Records to process START

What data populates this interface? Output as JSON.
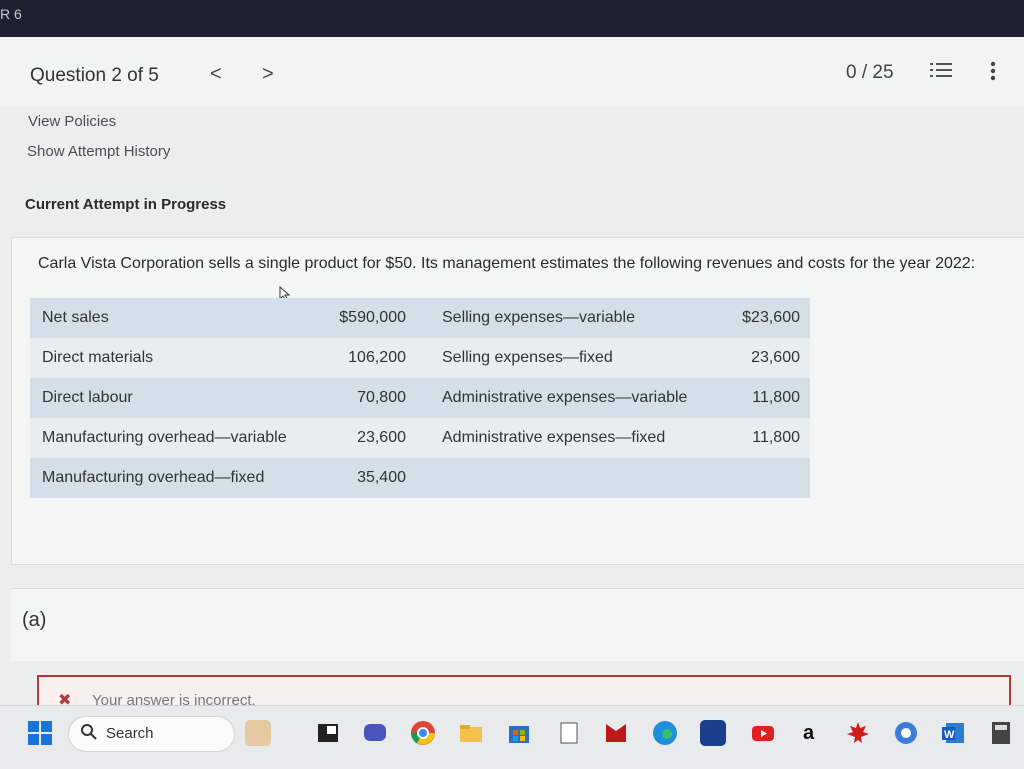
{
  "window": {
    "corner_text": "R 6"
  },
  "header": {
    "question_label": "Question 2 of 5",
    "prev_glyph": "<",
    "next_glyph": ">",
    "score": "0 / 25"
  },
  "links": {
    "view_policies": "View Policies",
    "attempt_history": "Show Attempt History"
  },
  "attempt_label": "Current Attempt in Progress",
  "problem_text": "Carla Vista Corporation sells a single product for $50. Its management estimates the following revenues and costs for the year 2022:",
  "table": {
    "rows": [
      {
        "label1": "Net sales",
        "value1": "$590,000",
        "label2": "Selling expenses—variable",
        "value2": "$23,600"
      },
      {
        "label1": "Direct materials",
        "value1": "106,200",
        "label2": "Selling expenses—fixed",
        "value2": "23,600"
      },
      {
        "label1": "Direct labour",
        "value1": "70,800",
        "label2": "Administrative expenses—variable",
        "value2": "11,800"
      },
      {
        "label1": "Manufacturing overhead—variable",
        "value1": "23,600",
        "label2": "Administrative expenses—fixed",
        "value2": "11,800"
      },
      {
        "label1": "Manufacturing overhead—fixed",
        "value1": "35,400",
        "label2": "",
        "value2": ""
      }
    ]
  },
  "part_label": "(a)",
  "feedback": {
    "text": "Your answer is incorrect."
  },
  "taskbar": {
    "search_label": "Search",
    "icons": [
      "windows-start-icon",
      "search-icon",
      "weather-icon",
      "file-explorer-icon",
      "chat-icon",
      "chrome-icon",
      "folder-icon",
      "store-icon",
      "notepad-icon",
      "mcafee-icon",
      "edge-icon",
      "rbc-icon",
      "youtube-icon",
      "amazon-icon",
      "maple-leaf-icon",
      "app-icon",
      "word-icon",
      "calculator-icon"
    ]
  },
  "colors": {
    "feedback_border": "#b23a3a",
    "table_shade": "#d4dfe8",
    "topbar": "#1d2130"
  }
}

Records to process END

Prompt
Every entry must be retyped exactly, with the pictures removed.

Answer for the task
What data populates this interface? Output as JSON.
{
  "window": {
    "corner_text": "R 6"
  },
  "header": {
    "question_label": "Question 2 of 5",
    "prev_glyph": "<",
    "next_glyph": ">",
    "score": "0 / 25"
  },
  "links": {
    "view_policies": "View Policies",
    "attempt_history": "Show Attempt History"
  },
  "attempt_label": "Current Attempt in Progress",
  "problem_text": "Carla Vista Corporation sells a single product for $50. Its management estimates the following revenues and costs for the year 2022:",
  "table": {
    "rows": [
      {
        "label1": "Net sales",
        "value1": "$590,000",
        "label2": "Selling expenses—variable",
        "value2": "$23,600"
      },
      {
        "label1": "Direct materials",
        "value1": "106,200",
        "label2": "Selling expenses—fixed",
        "value2": "23,600"
      },
      {
        "label1": "Direct labour",
        "value1": "70,800",
        "label2": "Administrative expenses—variable",
        "value2": "11,800"
      },
      {
        "label1": "Manufacturing overhead—variable",
        "value1": "23,600",
        "label2": "Administrative expenses—fixed",
        "value2": "11,800"
      },
      {
        "label1": "Manufacturing overhead—fixed",
        "value1": "35,400",
        "label2": "",
        "value2": ""
      }
    ]
  },
  "part_label": "(a)",
  "feedback": {
    "text": "Your answer is incorrect."
  },
  "taskbar": {
    "search_label": "Search",
    "icons": [
      "windows-start-icon",
      "search-icon",
      "weather-icon",
      "file-explorer-icon",
      "chat-icon",
      "chrome-icon",
      "folder-icon",
      "store-icon",
      "notepad-icon",
      "mcafee-icon",
      "edge-icon",
      "rbc-icon",
      "youtube-icon",
      "amazon-icon",
      "maple-leaf-icon",
      "app-icon",
      "word-icon",
      "calculator-icon"
    ]
  },
  "colors": {
    "feedback_border": "#b23a3a",
    "table_shade": "#d4dfe8",
    "topbar": "#1d2130"
  }
}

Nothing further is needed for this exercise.